■ **RECORDS SUPPLIED**
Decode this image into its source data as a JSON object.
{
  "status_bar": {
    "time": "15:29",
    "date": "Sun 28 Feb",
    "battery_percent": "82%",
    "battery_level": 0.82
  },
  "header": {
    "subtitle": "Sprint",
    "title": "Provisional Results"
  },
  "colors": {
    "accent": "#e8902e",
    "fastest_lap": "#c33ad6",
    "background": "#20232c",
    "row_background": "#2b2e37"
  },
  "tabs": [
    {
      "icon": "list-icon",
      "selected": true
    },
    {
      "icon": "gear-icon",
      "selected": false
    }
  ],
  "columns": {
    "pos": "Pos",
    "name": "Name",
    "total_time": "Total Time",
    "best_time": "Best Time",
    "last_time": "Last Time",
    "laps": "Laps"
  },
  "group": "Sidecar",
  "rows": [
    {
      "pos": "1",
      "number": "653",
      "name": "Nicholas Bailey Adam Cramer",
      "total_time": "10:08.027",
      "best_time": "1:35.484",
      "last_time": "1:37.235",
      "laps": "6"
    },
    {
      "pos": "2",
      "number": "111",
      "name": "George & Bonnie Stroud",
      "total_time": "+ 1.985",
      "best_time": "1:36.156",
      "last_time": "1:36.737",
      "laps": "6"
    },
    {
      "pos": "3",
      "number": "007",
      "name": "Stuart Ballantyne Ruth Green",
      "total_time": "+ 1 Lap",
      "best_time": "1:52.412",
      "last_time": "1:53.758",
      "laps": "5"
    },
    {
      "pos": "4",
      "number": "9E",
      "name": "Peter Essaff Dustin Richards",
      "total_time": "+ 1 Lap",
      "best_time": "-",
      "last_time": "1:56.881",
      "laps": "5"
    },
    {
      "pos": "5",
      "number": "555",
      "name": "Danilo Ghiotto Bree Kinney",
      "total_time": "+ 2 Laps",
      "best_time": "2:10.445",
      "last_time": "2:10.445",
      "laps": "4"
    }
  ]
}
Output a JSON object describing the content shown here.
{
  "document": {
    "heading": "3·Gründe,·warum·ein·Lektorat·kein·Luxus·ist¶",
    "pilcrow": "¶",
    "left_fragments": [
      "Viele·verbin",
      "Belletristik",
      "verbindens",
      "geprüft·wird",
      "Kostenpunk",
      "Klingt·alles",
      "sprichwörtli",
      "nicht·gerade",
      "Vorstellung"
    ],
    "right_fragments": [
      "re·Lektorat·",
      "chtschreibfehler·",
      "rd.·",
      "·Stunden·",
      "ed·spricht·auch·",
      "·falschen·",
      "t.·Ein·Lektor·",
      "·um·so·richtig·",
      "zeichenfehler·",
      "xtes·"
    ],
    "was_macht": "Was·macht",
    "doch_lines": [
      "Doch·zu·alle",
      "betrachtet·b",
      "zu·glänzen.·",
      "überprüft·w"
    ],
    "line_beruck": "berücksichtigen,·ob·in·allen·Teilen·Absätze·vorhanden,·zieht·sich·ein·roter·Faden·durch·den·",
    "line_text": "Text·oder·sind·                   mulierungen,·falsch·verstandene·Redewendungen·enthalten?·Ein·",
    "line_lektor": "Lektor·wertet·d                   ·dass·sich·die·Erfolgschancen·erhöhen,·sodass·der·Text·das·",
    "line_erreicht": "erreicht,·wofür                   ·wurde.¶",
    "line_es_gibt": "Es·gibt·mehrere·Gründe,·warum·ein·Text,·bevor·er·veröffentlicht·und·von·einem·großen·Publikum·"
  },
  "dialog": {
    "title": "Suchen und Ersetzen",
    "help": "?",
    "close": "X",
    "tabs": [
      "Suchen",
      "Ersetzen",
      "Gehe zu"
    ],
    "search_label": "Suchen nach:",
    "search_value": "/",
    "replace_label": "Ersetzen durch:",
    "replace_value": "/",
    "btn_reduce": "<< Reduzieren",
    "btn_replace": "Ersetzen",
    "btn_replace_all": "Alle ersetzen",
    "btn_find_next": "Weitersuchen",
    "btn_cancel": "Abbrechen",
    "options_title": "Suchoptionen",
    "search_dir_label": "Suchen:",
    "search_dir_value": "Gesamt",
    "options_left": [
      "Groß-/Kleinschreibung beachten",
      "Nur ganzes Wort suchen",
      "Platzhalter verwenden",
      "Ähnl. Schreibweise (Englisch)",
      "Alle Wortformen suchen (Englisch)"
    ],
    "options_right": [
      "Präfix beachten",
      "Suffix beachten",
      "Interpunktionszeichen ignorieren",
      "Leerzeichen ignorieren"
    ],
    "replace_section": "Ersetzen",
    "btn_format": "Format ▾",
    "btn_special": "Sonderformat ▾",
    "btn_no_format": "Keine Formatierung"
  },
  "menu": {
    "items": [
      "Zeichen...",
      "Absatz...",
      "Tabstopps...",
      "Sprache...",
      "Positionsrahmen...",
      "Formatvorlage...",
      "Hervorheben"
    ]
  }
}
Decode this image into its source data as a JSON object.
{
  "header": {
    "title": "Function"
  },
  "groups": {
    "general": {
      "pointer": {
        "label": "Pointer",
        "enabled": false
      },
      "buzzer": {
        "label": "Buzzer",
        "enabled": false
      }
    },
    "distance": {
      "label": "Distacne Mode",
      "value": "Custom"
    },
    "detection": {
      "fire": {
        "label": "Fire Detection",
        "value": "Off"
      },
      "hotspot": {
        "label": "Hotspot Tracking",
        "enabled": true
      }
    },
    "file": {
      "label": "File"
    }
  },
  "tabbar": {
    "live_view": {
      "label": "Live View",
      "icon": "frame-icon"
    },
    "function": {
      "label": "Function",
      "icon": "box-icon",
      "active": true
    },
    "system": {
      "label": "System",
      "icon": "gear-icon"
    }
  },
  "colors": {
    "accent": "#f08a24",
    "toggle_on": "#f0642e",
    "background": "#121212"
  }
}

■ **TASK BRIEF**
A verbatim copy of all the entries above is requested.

■ **SOLUTION FOR THIS PROBLEM**
Decode this image into its source data as a JSON object.
{
  "status_bar": {
    "time": "15:29",
    "date": "Sun 28 Feb",
    "battery_percent": "82%",
    "battery_level": 0.82
  },
  "header": {
    "subtitle": "Sprint",
    "title": "Provisional Results"
  },
  "colors": {
    "accent": "#e8902e",
    "fastest_lap": "#c33ad6",
    "background": "#20232c",
    "row_background": "#2b2e37"
  },
  "tabs": [
    {
      "icon": "list-icon",
      "selected": true
    },
    {
      "icon": "gear-icon",
      "selected": false
    }
  ],
  "columns": {
    "pos": "Pos",
    "name": "Name",
    "total_time": "Total Time",
    "best_time": "Best Time",
    "last_time": "Last Time",
    "laps": "Laps"
  },
  "group": "Sidecar",
  "rows": [
    {
      "pos": "1",
      "number": "653",
      "name": "Nicholas Bailey Adam Cramer",
      "total_time": "10:08.027",
      "best_time": "1:35.484",
      "last_time": "1:37.235",
      "laps": "6"
    },
    {
      "pos": "2",
      "number": "111",
      "name": "George & Bonnie Stroud",
      "total_time": "+ 1.985",
      "best_time": "1:36.156",
      "last_time": "1:36.737",
      "laps": "6"
    },
    {
      "pos": "3",
      "number": "007",
      "name": "Stuart Ballantyne Ruth Green",
      "total_time": "+ 1 Lap",
      "best_time": "1:52.412",
      "last_time": "1:53.758",
      "laps": "5"
    },
    {
      "pos": "4",
      "number": "9E",
      "name": "Peter Essaff Dustin Richards",
      "total_time": "+ 1 Lap",
      "best_time": "-",
      "last_time": "1:56.881",
      "laps": "5"
    },
    {
      "pos": "5",
      "number": "555",
      "name": "Danilo Ghiotto Bree Kinney",
      "total_time": "+ 2 Laps",
      "best_time": "2:10.445",
      "last_time": "2:10.445",
      "laps": "4"
    }
  ]
}
Output a JSON object describing the content shown here.
{
  "document": {
    "heading": "3·Gründe,·warum·ein·Lektorat·kein·Luxus·ist¶",
    "pilcrow": "¶",
    "left_fragments": [
      "Viele·verbin",
      "Belletristik",
      "verbindens",
      "geprüft·wird",
      "Kostenpunk",
      "Klingt·alles",
      "sprichwörtli",
      "nicht·gerade",
      "Vorstellung"
    ],
    "right_fragments": [
      "re·Lektorat·",
      "chtschreibfehler·",
      "rd.·",
      "·Stunden·",
      "ed·spricht·auch·",
      "·falschen·",
      "t.·Ein·Lektor·",
      "·um·so·richtig·",
      "zeichenfehler·",
      "xtes·"
    ],
    "was_macht": "Was·macht",
    "doch_lines": [
      "Doch·zu·alle",
      "betrachtet·b",
      "zu·glänzen.·",
      "überprüft·w"
    ],
    "line_beruck": "berücksichtigen,·ob·in·allen·Teilen·Absätze·vorhanden,·zieht·sich·ein·roter·Faden·durch·den·",
    "line_text": "Text·oder·sind·                   mulierungen,·falsch·verstandene·Redewendungen·enthalten?·Ein·",
    "line_lektor": "Lektor·wertet·d                   ·dass·sich·die·Erfolgschancen·erhöhen,·sodass·der·Text·das·",
    "line_erreicht": "erreicht,·wofür                   ·wurde.¶",
    "line_es_gibt": "Es·gibt·mehrere·Gründe,·warum·ein·Text,·bevor·er·veröffentlicht·und·von·einem·großen·Publikum·"
  },
  "dialog": {
    "title": "Suchen und Ersetzen",
    "help": "?",
    "close": "X",
    "tabs": [
      "Suchen",
      "Ersetzen",
      "Gehe zu"
    ],
    "search_label": "Suchen nach:",
    "search_value": "/",
    "replace_label": "Ersetzen durch:",
    "replace_value": "/",
    "btn_reduce": "<< Reduzieren",
    "btn_replace": "Ersetzen",
    "btn_replace_all": "Alle ersetzen",
    "btn_find_next": "Weitersuchen",
    "btn_cancel": "Abbrechen",
    "options_title": "Suchoptionen",
    "search_dir_label": "Suchen:",
    "search_dir_value": "Gesamt",
    "options_left": [
      "Groß-/Kleinschreibung beachten",
      "Nur ganzes Wort suchen",
      "Platzhalter verwenden",
      "Ähnl. Schreibweise (Englisch)",
      "Alle Wortformen suchen (Englisch)"
    ],
    "options_right": [
      "Präfix beachten",
      "Suffix beachten",
      "Interpunktionszeichen ignorieren",
      "Leerzeichen ignorieren"
    ],
    "replace_section": "Ersetzen",
    "btn_format": "Format ▾",
    "btn_special": "Sonderformat ▾",
    "btn_no_format": "Keine Formatierung"
  },
  "menu": {
    "items": [
      "Zeichen...",
      "Absatz...",
      "Tabstopps...",
      "Sprache...",
      "Positionsrahmen...",
      "Formatvorlage...",
      "Hervorheben"
    ]
  }
}
Decode this image into its source data as a JSON object.
{
  "header": {
    "title": "Function"
  },
  "groups": {
    "general": {
      "pointer": {
        "label": "Pointer",
        "enabled": false
      },
      "buzzer": {
        "label": "Buzzer",
        "enabled": false
      }
    },
    "distance": {
      "label": "Distacne Mode",
      "value": "Custom"
    },
    "detection": {
      "fire": {
        "label": "Fire Detection",
        "value": "Off"
      },
      "hotspot": {
        "label": "Hotspot Tracking",
        "enabled": true
      }
    },
    "file": {
      "label": "File"
    }
  },
  "tabbar": {
    "live_view": {
      "label": "Live View",
      "icon": "frame-icon"
    },
    "function": {
      "label": "Function",
      "icon": "box-icon",
      "active": true
    },
    "system": {
      "label": "System",
      "icon": "gear-icon"
    }
  },
  "colors": {
    "accent": "#f08a24",
    "toggle_on": "#f0642e",
    "background": "#121212"
  }
}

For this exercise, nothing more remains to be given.